TASK OBJECTIVE: From the entries below, copy every line that has the word "JSON".

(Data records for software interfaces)
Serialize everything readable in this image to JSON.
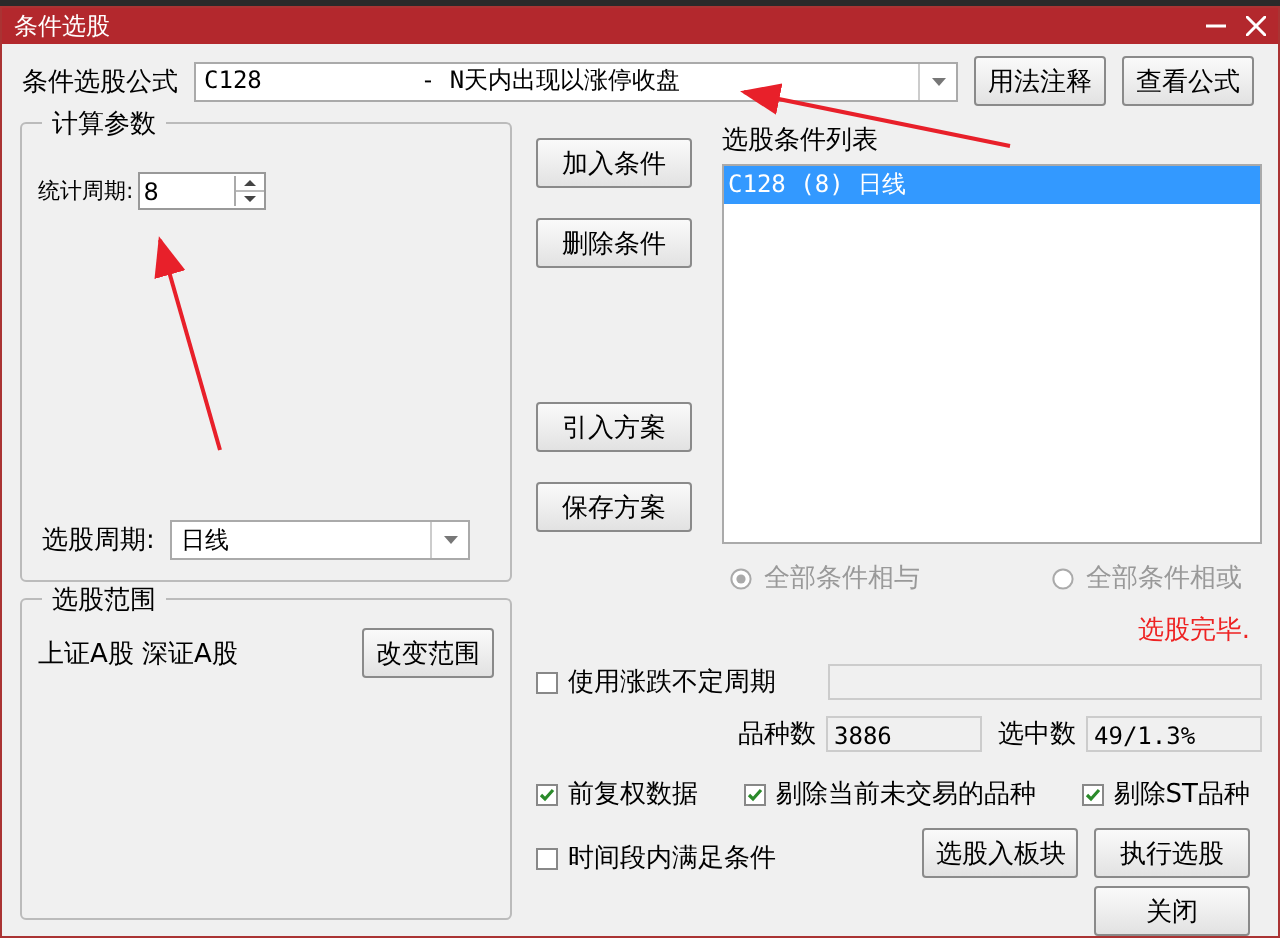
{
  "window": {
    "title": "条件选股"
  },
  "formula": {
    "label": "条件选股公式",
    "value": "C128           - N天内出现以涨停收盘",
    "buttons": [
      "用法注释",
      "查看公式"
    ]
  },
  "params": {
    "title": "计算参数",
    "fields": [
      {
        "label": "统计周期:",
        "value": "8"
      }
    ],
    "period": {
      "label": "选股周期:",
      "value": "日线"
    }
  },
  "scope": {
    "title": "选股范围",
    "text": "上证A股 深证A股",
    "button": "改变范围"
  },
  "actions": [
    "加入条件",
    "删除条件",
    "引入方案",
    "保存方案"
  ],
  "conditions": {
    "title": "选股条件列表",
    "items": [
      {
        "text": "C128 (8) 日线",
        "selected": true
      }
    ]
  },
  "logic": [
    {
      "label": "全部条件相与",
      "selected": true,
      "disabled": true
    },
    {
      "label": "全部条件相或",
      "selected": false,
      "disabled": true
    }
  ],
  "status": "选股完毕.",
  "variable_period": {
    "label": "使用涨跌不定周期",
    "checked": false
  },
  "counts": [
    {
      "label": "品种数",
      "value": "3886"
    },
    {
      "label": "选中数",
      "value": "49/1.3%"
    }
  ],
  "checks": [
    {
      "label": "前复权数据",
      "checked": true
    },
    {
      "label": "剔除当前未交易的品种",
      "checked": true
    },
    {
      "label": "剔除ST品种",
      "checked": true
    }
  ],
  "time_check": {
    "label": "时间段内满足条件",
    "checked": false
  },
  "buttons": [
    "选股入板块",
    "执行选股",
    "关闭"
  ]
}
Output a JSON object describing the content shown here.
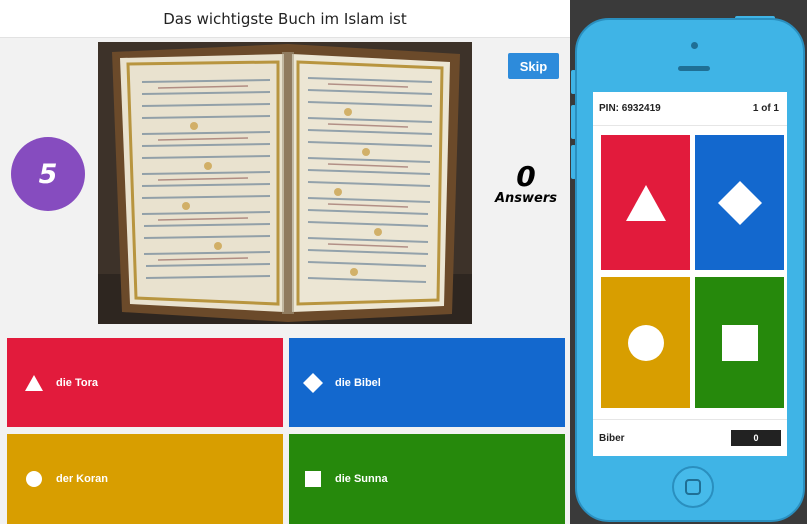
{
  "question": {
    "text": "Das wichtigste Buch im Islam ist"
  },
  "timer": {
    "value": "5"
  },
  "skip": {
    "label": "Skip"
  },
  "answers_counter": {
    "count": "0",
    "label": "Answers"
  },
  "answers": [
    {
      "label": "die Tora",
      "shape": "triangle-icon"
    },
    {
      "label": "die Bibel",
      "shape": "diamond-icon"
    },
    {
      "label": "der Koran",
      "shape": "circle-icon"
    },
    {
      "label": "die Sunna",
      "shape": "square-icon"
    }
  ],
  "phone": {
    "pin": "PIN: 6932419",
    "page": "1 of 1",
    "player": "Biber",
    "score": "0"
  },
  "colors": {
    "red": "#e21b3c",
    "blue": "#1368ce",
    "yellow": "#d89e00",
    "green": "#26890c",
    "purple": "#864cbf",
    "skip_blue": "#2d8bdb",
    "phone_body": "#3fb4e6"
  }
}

FINISHED EXERCISE:
Serialize everything readable in this image to JSON.
Output a JSON object describing the content shown here.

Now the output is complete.